▶ [WHAT YOU SHOULD DO] In the entries below, find every line with "icon" and copy it.

**** TASK INPUTS

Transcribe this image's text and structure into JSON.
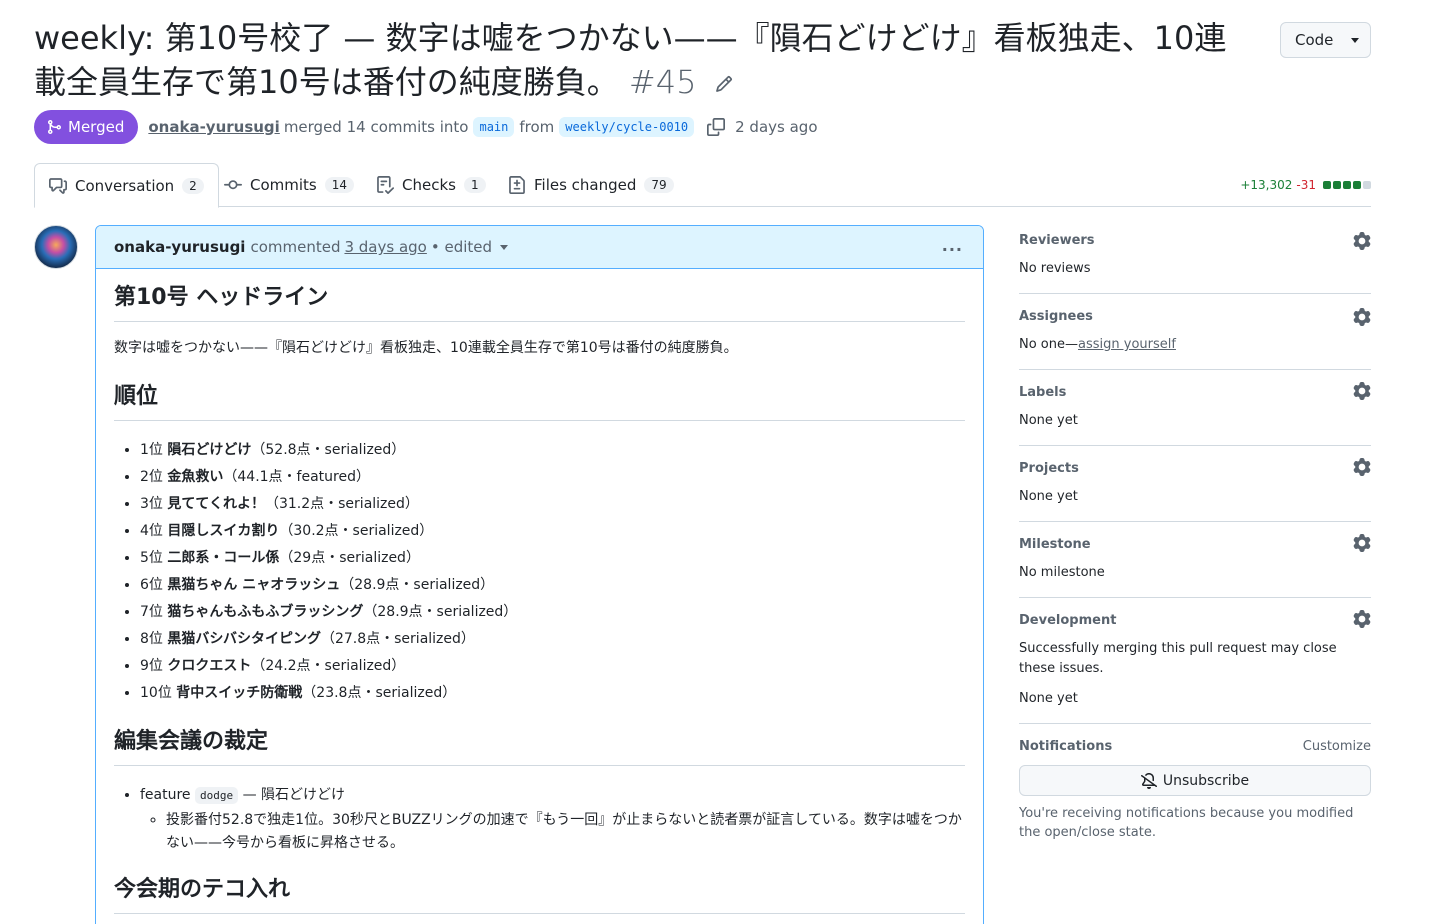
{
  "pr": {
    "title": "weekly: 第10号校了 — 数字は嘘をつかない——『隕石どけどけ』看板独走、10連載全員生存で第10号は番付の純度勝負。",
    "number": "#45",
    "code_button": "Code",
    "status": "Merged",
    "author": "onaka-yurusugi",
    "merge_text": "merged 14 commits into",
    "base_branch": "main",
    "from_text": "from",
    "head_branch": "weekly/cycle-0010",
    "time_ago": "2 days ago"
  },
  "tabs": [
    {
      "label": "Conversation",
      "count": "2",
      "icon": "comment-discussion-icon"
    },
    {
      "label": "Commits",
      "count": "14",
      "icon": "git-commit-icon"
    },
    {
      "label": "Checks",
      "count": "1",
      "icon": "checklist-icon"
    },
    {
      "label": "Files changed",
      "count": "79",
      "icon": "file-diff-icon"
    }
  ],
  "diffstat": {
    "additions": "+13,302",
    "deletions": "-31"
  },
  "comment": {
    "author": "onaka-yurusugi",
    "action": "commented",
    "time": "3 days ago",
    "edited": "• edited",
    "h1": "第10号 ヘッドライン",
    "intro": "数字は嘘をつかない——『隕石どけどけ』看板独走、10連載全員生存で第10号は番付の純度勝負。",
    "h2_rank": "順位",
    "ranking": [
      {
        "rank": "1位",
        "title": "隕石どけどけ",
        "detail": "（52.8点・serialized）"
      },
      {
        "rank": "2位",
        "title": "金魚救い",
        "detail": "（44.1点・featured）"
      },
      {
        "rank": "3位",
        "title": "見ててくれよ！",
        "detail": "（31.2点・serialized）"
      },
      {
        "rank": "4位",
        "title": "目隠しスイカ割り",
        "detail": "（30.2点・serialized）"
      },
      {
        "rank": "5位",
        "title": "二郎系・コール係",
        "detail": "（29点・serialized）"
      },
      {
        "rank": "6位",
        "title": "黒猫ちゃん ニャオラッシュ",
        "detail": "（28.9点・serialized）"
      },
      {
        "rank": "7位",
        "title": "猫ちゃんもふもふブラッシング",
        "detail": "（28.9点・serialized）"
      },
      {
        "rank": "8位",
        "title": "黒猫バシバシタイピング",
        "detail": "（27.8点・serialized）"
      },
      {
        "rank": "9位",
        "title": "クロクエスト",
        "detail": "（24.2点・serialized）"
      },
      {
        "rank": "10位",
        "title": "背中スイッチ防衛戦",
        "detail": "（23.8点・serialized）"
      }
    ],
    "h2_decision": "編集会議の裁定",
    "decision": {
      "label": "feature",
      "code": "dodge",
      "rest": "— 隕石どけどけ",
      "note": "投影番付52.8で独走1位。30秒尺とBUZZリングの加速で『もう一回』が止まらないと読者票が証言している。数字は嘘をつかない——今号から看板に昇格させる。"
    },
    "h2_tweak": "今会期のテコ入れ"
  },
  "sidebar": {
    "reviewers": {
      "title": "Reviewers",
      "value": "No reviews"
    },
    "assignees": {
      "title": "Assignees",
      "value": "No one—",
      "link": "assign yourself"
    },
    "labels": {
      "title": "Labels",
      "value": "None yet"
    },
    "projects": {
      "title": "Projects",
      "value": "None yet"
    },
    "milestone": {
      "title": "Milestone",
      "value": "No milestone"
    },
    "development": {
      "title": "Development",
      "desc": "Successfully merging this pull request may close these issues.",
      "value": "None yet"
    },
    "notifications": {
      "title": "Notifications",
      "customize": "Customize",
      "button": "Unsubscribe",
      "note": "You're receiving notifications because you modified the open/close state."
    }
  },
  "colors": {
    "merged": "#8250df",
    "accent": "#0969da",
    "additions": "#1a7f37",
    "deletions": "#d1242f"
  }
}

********

▶ [EXERCISE ANSWER]
      "icon": "comment-discussion-icon"
      "icon": "git-commit-icon"
      "icon": "checklist-icon"
      "icon": "file-diff-icon"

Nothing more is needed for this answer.